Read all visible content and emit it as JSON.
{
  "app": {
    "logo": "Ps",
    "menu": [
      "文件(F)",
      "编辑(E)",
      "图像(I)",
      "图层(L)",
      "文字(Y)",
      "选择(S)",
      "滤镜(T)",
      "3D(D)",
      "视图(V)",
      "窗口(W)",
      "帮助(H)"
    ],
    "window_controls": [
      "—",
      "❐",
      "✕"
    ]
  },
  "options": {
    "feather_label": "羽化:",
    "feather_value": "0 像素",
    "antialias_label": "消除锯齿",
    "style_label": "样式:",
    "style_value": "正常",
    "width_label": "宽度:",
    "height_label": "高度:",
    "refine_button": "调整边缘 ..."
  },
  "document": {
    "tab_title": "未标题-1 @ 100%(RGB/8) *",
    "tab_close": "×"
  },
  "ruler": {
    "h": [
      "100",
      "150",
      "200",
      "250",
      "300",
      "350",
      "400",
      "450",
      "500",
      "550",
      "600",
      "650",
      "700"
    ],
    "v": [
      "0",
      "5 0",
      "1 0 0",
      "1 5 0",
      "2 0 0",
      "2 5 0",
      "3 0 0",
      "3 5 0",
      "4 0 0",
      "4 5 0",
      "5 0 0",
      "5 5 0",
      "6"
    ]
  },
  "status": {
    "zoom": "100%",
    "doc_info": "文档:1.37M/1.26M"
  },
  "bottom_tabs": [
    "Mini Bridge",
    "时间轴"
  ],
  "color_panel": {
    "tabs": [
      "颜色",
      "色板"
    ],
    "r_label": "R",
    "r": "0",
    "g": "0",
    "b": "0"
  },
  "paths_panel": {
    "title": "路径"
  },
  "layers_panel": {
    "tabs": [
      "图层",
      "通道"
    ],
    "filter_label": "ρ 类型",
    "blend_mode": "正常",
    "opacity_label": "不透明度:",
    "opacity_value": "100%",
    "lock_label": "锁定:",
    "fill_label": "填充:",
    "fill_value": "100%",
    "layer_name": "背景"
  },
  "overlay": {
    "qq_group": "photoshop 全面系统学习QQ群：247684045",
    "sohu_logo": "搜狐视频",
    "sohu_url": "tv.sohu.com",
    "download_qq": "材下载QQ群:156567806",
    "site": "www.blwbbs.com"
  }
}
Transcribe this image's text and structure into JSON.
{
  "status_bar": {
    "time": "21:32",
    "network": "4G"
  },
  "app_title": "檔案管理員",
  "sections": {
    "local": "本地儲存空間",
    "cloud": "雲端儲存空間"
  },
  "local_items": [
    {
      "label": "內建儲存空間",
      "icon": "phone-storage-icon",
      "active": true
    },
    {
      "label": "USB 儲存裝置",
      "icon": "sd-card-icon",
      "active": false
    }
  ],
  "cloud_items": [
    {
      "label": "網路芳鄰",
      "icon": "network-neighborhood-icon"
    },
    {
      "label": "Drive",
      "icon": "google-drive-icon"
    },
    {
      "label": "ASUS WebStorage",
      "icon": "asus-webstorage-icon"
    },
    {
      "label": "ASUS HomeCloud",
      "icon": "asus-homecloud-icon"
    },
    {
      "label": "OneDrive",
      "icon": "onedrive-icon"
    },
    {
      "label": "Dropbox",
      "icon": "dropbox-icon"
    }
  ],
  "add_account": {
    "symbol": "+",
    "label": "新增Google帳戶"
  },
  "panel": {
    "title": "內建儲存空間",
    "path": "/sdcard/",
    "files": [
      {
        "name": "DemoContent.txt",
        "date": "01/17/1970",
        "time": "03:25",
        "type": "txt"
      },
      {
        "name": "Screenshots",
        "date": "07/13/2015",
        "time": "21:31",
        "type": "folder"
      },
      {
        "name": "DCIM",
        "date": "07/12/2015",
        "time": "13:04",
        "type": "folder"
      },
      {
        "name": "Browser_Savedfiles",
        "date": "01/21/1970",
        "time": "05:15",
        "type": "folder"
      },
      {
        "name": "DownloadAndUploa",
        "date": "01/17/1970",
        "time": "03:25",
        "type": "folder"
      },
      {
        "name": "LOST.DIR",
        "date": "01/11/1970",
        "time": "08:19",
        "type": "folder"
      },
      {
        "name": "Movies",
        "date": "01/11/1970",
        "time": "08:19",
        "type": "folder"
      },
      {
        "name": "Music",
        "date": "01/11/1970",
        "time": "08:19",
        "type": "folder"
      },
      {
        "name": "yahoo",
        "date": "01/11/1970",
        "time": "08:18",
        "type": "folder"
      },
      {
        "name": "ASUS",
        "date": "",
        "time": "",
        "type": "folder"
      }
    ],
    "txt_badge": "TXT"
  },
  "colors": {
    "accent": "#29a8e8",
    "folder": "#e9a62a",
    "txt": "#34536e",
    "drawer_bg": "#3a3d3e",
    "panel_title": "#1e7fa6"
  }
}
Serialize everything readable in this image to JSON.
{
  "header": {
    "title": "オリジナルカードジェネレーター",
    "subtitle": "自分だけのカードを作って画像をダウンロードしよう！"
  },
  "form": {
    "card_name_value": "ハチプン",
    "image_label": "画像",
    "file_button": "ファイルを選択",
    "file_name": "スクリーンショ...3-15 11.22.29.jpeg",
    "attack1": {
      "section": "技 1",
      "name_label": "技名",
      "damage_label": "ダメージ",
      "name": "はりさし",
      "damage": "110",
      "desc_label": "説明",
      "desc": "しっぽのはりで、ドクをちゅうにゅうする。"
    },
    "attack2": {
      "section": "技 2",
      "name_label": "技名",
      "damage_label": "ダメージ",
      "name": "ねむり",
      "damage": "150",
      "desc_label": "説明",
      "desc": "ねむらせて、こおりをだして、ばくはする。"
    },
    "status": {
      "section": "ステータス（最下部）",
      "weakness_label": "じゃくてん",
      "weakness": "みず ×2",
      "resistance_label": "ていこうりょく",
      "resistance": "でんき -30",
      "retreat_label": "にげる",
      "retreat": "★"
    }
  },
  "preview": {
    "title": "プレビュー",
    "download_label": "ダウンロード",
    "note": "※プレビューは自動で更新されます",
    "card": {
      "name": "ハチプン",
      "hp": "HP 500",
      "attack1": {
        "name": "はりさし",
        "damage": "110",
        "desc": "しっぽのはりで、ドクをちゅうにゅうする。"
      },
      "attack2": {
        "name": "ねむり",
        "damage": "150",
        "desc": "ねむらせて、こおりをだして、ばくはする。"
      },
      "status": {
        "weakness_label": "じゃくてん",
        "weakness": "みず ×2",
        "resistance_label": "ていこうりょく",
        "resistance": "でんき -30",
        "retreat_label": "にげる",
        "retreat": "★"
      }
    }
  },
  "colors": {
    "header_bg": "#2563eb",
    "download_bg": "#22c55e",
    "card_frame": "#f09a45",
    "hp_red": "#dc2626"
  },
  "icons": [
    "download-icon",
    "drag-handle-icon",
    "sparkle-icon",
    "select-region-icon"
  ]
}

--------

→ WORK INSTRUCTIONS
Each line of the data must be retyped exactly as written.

→ RESPONSE TO THIS EXERCISE
Read all visible content and emit it as JSON.
{
  "app": {
    "logo": "Ps",
    "menu": [
      "文件(F)",
      "编辑(E)",
      "图像(I)",
      "图层(L)",
      "文字(Y)",
      "选择(S)",
      "滤镜(T)",
      "3D(D)",
      "视图(V)",
      "窗口(W)",
      "帮助(H)"
    ],
    "window_controls": [
      "—",
      "❐",
      "✕"
    ]
  },
  "options": {
    "feather_label": "羽化:",
    "feather_value": "0 像素",
    "antialias_label": "消除锯齿",
    "style_label": "样式:",
    "style_value": "正常",
    "width_label": "宽度:",
    "height_label": "高度:",
    "refine_button": "调整边缘 ..."
  },
  "document": {
    "tab_title": "未标题-1 @ 100%(RGB/8) *",
    "tab_close": "×"
  },
  "ruler": {
    "h": [
      "100",
      "150",
      "200",
      "250",
      "300",
      "350",
      "400",
      "450",
      "500",
      "550",
      "600",
      "650",
      "700"
    ],
    "v": [
      "0",
      "5 0",
      "1 0 0",
      "1 5 0",
      "2 0 0",
      "2 5 0",
      "3 0 0",
      "3 5 0",
      "4 0 0",
      "4 5 0",
      "5 0 0",
      "5 5 0",
      "6"
    ]
  },
  "status": {
    "zoom": "100%",
    "doc_info": "文档:1.37M/1.26M"
  },
  "bottom_tabs": [
    "Mini Bridge",
    "时间轴"
  ],
  "color_panel": {
    "tabs": [
      "颜色",
      "色板"
    ],
    "r_label": "R",
    "r": "0",
    "g": "0",
    "b": "0"
  },
  "paths_panel": {
    "title": "路径"
  },
  "layers_panel": {
    "tabs": [
      "图层",
      "通道"
    ],
    "filter_label": "ρ 类型",
    "blend_mode": "正常",
    "opacity_label": "不透明度:",
    "opacity_value": "100%",
    "lock_label": "锁定:",
    "fill_label": "填充:",
    "fill_value": "100%",
    "layer_name": "背景"
  },
  "overlay": {
    "qq_group": "photoshop 全面系统学习QQ群：247684045",
    "sohu_logo": "搜狐视频",
    "sohu_url": "tv.sohu.com",
    "download_qq": "材下载QQ群:156567806",
    "site": "www.blwbbs.com"
  }
}
Transcribe this image's text and structure into JSON.
{
  "status_bar": {
    "time": "21:32",
    "network": "4G"
  },
  "app_title": "檔案管理員",
  "sections": {
    "local": "本地儲存空間",
    "cloud": "雲端儲存空間"
  },
  "local_items": [
    {
      "label": "內建儲存空間",
      "icon": "phone-storage-icon",
      "active": true
    },
    {
      "label": "USB 儲存裝置",
      "icon": "sd-card-icon",
      "active": false
    }
  ],
  "cloud_items": [
    {
      "label": "網路芳鄰",
      "icon": "network-neighborhood-icon"
    },
    {
      "label": "Drive",
      "icon": "google-drive-icon"
    },
    {
      "label": "ASUS WebStorage",
      "icon": "asus-webstorage-icon"
    },
    {
      "label": "ASUS HomeCloud",
      "icon": "asus-homecloud-icon"
    },
    {
      "label": "OneDrive",
      "icon": "onedrive-icon"
    },
    {
      "label": "Dropbox",
      "icon": "dropbox-icon"
    }
  ],
  "add_account": {
    "symbol": "+",
    "label": "新增Google帳戶"
  },
  "panel": {
    "title": "內建儲存空間",
    "path": "/sdcard/",
    "files": [
      {
        "name": "DemoContent.txt",
        "date": "01/17/1970",
        "time": "03:25",
        "type": "txt"
      },
      {
        "name": "Screenshots",
        "date": "07/13/2015",
        "time": "21:31",
        "type": "folder"
      },
      {
        "name": "DCIM",
        "date": "07/12/2015",
        "time": "13:04",
        "type": "folder"
      },
      {
        "name": "Browser_Savedfiles",
        "date": "01/21/1970",
        "time": "05:15",
        "type": "folder"
      },
      {
        "name": "DownloadAndUploa",
        "date": "01/17/1970",
        "time": "03:25",
        "type": "folder"
      },
      {
        "name": "LOST.DIR",
        "date": "01/11/1970",
        "time": "08:19",
        "type": "folder"
      },
      {
        "name": "Movies",
        "date": "01/11/1970",
        "time": "08:19",
        "type": "folder"
      },
      {
        "name": "Music",
        "date": "01/11/1970",
        "time": "08:19",
        "type": "folder"
      },
      {
        "name": "yahoo",
        "date": "01/11/1970",
        "time": "08:18",
        "type": "folder"
      },
      {
        "name": "ASUS",
        "date": "",
        "time": "",
        "type": "folder"
      }
    ],
    "txt_badge": "TXT"
  },
  "colors": {
    "accent": "#29a8e8",
    "folder": "#e9a62a",
    "txt": "#34536e",
    "drawer_bg": "#3a3d3e",
    "panel_title": "#1e7fa6"
  }
}
Serialize everything readable in this image to JSON.
{
  "header": {
    "title": "オリジナルカードジェネレーター",
    "subtitle": "自分だけのカードを作って画像をダウンロードしよう！"
  },
  "form": {
    "card_name_value": "ハチプン",
    "image_label": "画像",
    "file_button": "ファイルを選択",
    "file_name": "スクリーンショ...3-15 11.22.29.jpeg",
    "attack1": {
      "section": "技 1",
      "name_label": "技名",
      "damage_label": "ダメージ",
      "name": "はりさし",
      "damage": "110",
      "desc_label": "説明",
      "desc": "しっぽのはりで、ドクをちゅうにゅうする。"
    },
    "attack2": {
      "section": "技 2",
      "name_label": "技名",
      "damage_label": "ダメージ",
      "name": "ねむり",
      "damage": "150",
      "desc_label": "説明",
      "desc": "ねむらせて、こおりをだして、ばくはする。"
    },
    "status": {
      "section": "ステータス（最下部）",
      "weakness_label": "じゃくてん",
      "weakness": "みず ×2",
      "resistance_label": "ていこうりょく",
      "resistance": "でんき -30",
      "retreat_label": "にげる",
      "retreat": "★"
    }
  },
  "preview": {
    "title": "プレビュー",
    "download_label": "ダウンロード",
    "note": "※プレビューは自動で更新されます",
    "card": {
      "name": "ハチプン",
      "hp": "HP 500",
      "attack1": {
        "name": "はりさし",
        "damage": "110",
        "desc": "しっぽのはりで、ドクをちゅうにゅうする。"
      },
      "attack2": {
        "name": "ねむり",
        "damage": "150",
        "desc": "ねむらせて、こおりをだして、ばくはする。"
      },
      "status": {
        "weakness_label": "じゃくてん",
        "weakness": "みず ×2",
        "resistance_label": "ていこうりょく",
        "resistance": "でんき -30",
        "retreat_label": "にげる",
        "retreat": "★"
      }
    }
  },
  "colors": {
    "header_bg": "#2563eb",
    "download_bg": "#22c55e",
    "card_frame": "#f09a45",
    "hp_red": "#dc2626"
  },
  "icons": [
    "download-icon",
    "drag-handle-icon",
    "sparkle-icon",
    "select-region-icon"
  ]
}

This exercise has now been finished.